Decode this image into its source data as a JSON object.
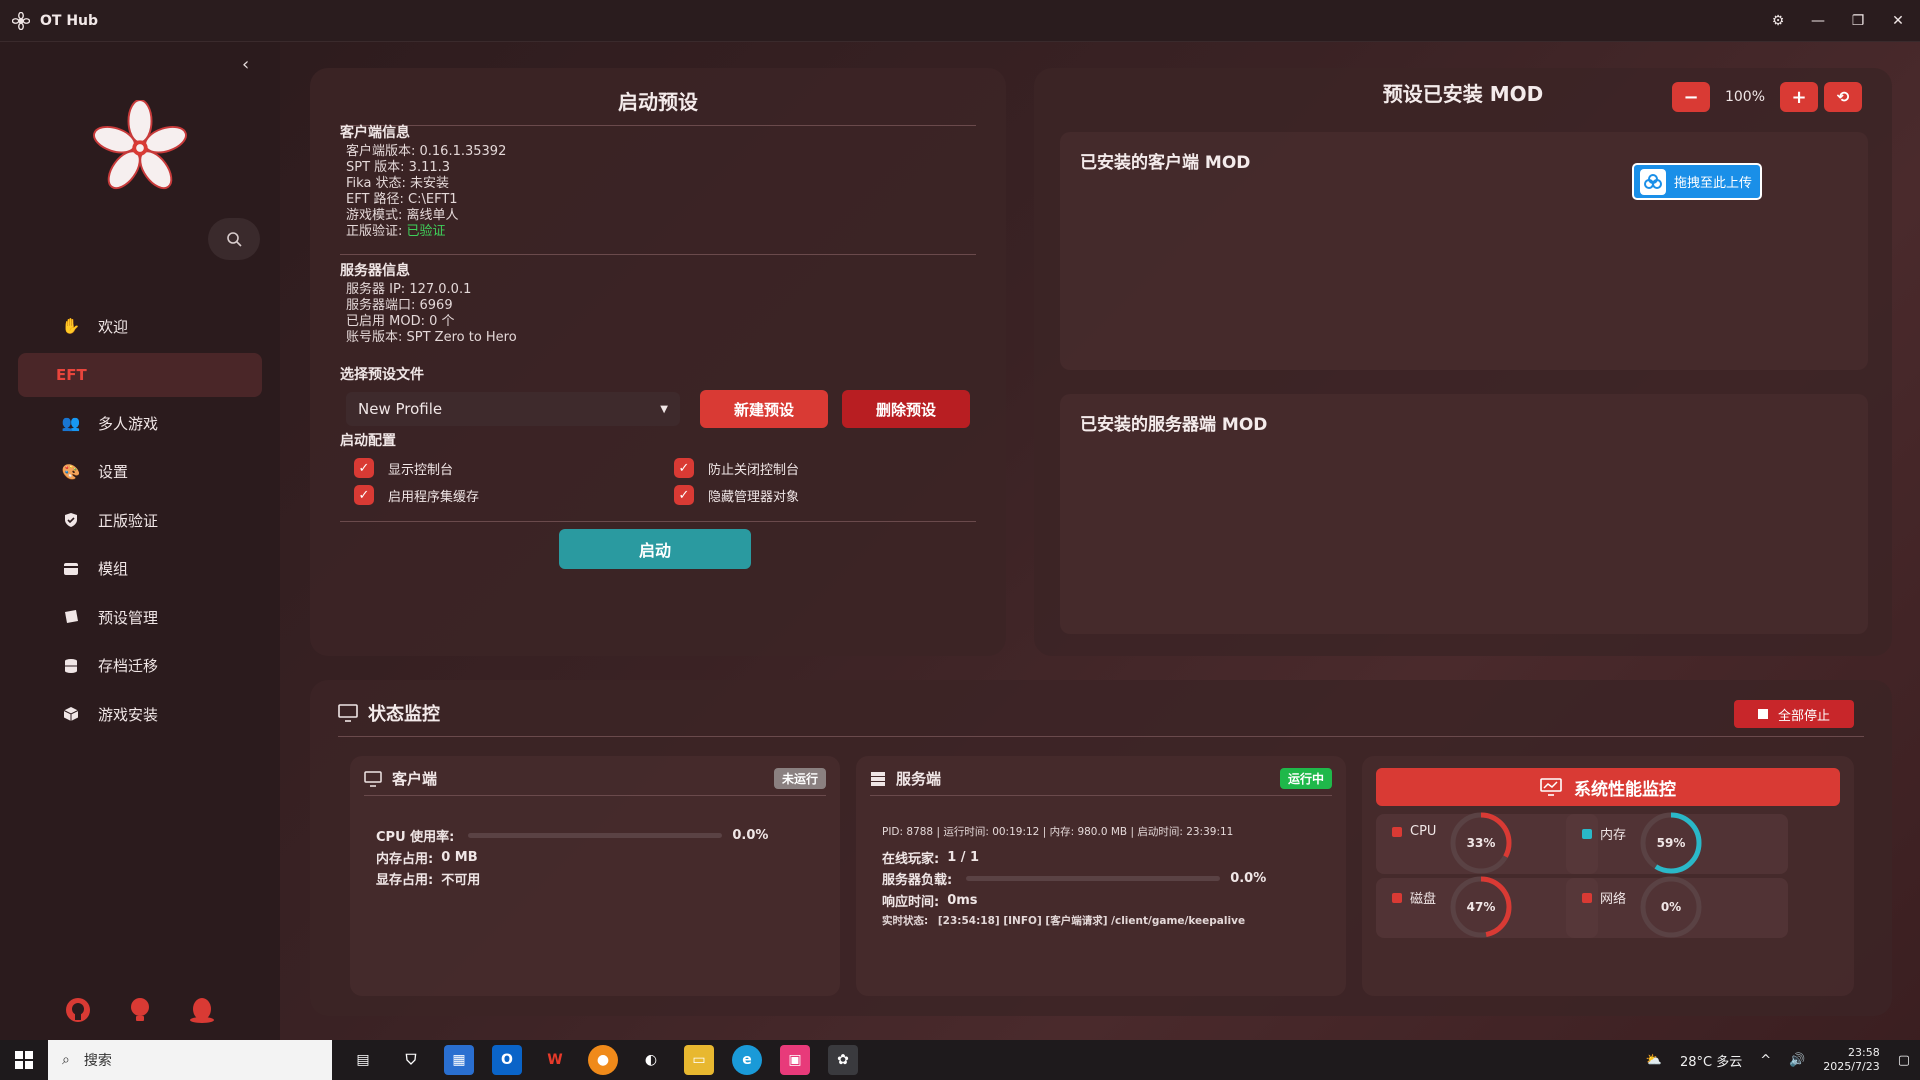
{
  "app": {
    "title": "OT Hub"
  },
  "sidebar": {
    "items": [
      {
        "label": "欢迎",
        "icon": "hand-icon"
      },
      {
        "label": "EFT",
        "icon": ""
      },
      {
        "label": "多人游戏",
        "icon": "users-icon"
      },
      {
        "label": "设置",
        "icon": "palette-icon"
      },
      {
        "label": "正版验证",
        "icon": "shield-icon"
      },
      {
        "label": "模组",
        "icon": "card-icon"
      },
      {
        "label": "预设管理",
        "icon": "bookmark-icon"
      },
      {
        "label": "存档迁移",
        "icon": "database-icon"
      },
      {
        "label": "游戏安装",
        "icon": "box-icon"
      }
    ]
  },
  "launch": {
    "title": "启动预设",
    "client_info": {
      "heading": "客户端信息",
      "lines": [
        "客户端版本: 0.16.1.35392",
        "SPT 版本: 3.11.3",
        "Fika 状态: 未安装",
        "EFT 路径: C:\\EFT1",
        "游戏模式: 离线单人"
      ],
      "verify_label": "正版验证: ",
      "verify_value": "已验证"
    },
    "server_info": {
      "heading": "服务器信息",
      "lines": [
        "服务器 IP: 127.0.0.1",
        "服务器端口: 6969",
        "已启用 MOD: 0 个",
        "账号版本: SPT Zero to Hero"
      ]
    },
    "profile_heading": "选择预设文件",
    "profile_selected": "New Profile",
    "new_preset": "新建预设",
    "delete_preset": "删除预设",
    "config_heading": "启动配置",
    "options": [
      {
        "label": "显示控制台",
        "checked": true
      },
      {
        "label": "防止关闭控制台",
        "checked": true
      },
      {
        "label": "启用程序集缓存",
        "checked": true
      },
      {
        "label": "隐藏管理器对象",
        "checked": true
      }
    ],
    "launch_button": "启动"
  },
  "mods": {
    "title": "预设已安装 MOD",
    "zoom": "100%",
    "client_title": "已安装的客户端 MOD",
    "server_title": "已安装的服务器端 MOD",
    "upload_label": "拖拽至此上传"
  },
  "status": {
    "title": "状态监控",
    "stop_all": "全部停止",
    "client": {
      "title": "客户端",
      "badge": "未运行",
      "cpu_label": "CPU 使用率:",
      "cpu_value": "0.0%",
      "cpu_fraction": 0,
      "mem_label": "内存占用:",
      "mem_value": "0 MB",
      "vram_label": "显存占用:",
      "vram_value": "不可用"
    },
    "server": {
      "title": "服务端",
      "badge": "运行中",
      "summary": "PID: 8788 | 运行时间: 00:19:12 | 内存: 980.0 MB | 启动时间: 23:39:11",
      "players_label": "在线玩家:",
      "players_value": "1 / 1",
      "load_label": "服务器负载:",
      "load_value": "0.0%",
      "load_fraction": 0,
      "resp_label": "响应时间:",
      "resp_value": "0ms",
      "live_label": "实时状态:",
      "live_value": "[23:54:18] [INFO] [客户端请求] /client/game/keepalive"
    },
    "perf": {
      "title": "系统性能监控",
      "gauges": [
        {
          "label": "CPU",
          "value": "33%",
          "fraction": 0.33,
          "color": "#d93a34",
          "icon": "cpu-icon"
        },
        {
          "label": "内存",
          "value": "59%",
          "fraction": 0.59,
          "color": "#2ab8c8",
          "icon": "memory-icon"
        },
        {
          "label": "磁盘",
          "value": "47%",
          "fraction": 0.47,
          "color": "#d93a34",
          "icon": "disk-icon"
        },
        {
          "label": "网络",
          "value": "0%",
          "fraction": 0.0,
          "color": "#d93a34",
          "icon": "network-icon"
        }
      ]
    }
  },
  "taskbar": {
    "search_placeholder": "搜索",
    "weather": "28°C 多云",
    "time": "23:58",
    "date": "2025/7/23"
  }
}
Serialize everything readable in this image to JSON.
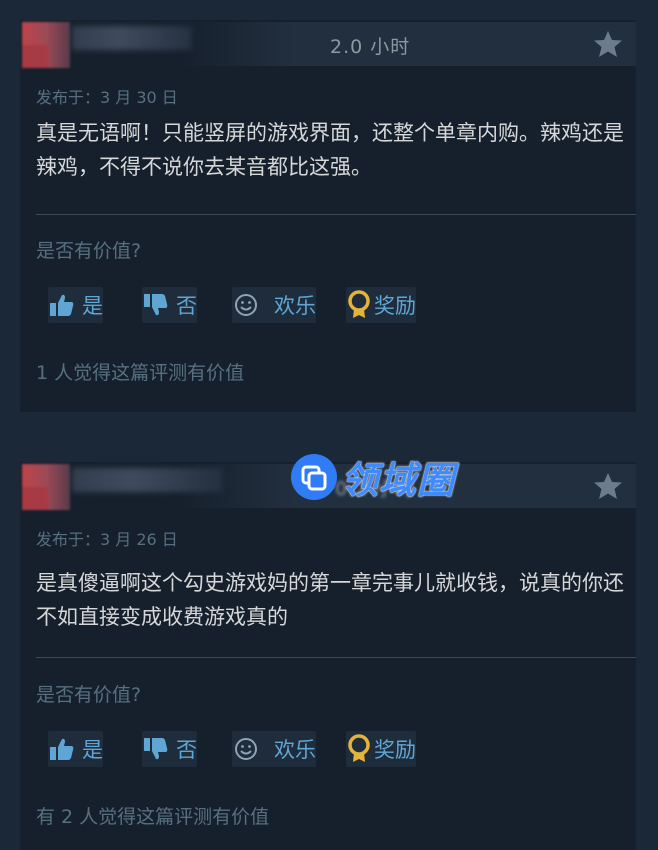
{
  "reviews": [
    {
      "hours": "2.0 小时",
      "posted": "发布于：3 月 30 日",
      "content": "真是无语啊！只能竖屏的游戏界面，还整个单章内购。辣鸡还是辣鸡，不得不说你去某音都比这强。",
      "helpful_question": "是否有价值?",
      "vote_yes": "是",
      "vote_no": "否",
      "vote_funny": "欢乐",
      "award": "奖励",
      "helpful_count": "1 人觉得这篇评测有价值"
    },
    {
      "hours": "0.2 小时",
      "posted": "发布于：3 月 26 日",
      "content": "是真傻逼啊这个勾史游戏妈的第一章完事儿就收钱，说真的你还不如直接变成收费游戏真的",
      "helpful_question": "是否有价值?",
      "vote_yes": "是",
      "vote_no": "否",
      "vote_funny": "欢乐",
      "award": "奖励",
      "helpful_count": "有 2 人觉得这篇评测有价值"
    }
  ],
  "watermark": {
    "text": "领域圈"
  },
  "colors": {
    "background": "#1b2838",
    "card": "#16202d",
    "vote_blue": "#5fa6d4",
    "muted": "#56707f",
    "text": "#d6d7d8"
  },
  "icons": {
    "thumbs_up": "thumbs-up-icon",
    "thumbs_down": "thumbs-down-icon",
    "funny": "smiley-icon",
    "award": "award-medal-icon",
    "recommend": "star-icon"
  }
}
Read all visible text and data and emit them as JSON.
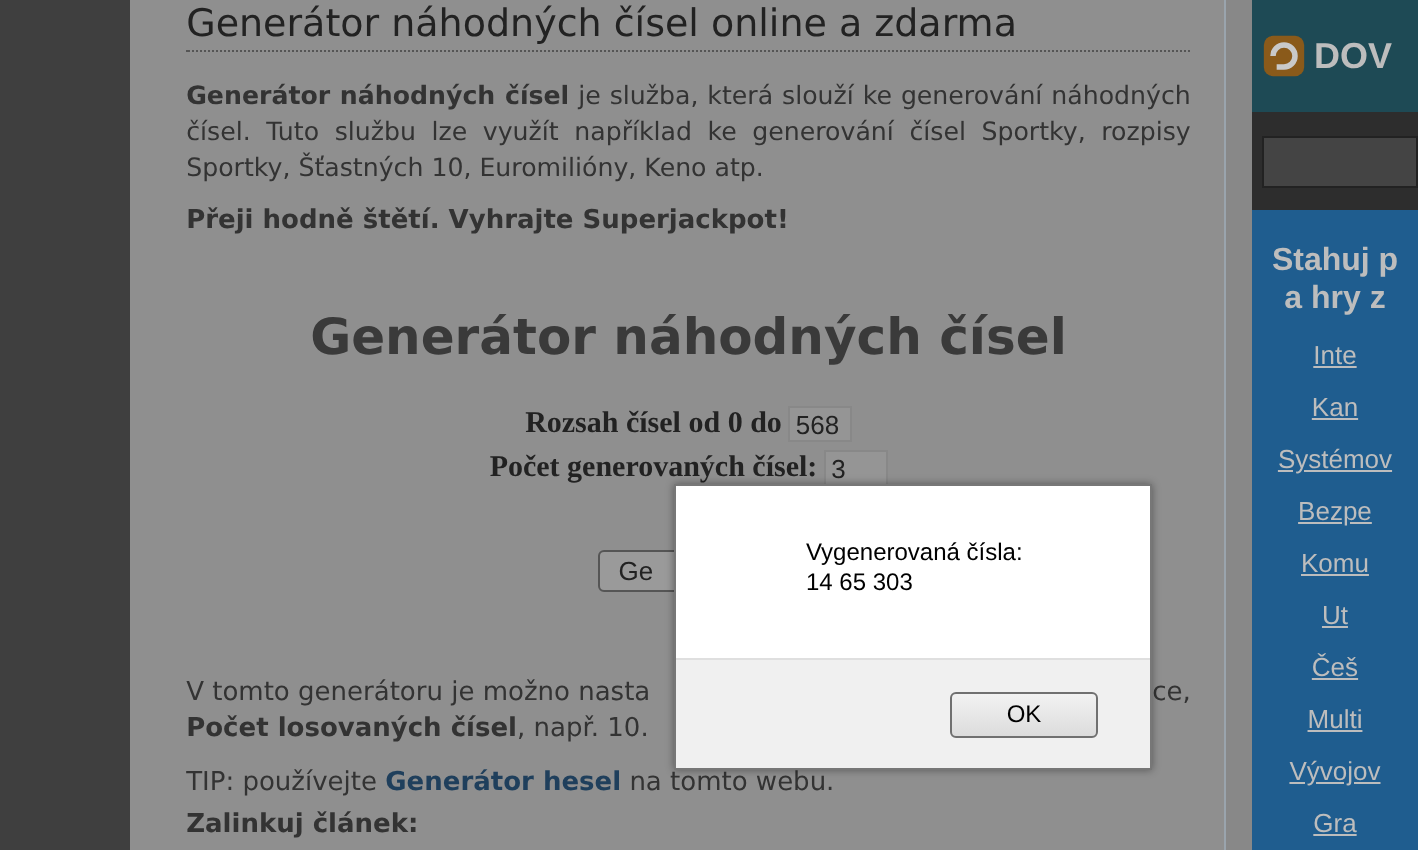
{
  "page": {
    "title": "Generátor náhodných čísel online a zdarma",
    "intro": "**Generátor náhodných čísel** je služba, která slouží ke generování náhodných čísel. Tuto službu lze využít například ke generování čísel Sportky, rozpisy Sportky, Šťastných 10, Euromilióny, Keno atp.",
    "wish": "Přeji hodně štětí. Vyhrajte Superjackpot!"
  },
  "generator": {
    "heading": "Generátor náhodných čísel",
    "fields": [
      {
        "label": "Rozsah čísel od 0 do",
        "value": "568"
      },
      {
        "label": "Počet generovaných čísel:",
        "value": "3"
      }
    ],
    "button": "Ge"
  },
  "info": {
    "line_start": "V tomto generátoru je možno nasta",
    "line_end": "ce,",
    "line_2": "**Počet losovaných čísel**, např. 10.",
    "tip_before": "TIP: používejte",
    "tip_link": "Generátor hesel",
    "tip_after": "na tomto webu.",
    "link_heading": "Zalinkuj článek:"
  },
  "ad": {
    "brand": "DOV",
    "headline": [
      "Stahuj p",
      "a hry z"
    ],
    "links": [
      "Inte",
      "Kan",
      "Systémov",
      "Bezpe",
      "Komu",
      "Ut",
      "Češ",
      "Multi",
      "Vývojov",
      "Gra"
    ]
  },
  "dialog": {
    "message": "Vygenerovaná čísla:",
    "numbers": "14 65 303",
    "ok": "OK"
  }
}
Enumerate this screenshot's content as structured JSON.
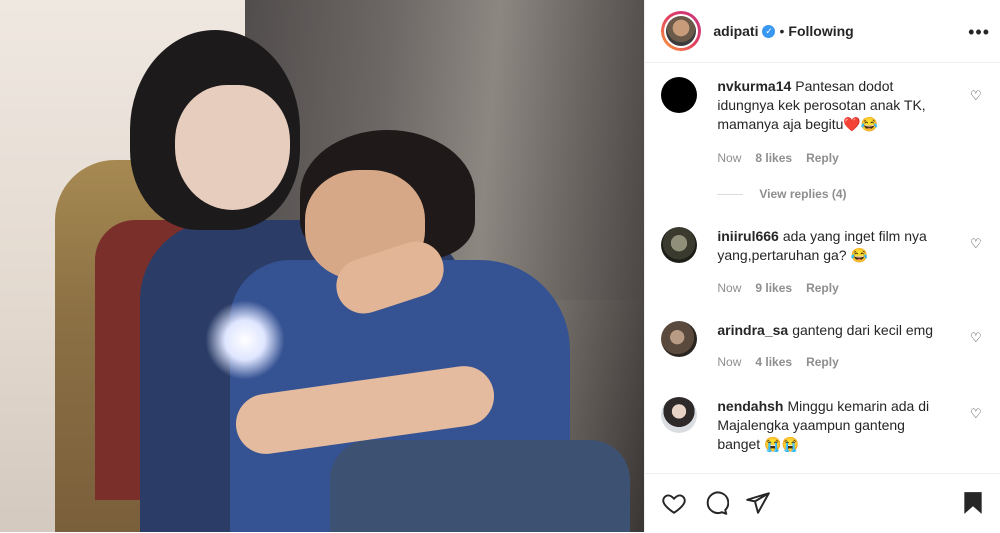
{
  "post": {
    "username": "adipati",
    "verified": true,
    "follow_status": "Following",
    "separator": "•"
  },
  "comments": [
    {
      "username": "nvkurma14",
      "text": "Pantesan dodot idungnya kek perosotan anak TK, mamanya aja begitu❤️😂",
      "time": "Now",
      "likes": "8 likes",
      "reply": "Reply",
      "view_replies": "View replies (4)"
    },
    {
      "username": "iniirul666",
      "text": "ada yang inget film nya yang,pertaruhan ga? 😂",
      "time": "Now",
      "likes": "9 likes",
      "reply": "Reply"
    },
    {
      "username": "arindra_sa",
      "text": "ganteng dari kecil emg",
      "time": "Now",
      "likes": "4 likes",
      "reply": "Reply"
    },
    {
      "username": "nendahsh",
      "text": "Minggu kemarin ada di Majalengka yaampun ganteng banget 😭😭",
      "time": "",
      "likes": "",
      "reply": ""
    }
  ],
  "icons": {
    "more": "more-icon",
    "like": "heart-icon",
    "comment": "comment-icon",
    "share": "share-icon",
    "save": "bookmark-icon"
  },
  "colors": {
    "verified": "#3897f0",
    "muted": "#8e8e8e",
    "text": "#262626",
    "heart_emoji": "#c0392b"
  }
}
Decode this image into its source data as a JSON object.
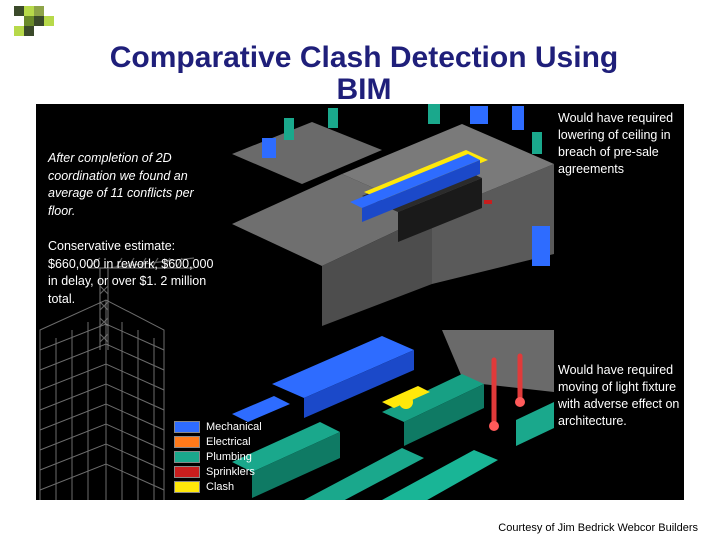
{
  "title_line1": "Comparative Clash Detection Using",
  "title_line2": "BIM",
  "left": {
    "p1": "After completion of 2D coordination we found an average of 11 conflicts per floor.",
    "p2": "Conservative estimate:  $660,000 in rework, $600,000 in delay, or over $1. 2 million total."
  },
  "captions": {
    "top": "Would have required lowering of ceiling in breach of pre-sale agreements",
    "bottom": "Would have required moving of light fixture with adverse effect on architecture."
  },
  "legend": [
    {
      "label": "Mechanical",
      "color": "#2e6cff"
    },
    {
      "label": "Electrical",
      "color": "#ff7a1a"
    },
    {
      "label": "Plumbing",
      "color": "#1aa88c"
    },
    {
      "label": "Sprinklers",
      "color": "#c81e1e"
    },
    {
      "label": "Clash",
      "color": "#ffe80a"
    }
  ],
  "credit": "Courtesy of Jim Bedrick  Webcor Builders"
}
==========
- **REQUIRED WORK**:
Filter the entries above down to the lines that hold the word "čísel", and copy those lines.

- **OUTPUT OF THE TASK**:
    "title": "Generátor náhodných čísel online a zdarma",
    "intro": "**Generátor náhodných čísel** je služba, která slouží ke generování náhodných čísel. Tuto službu lze využít například ke generování čísel Sportky, rozpisy Sportky, Šťastných 10, Euromilióny, Keno atp.",
    "heading": "Generátor náhodných čísel",
        "label": "Rozsah čísel od 0 do",
        "label": "Počet generovaných čísel:",
    "line_2": "**Počet losovaných čísel**, např. 10.",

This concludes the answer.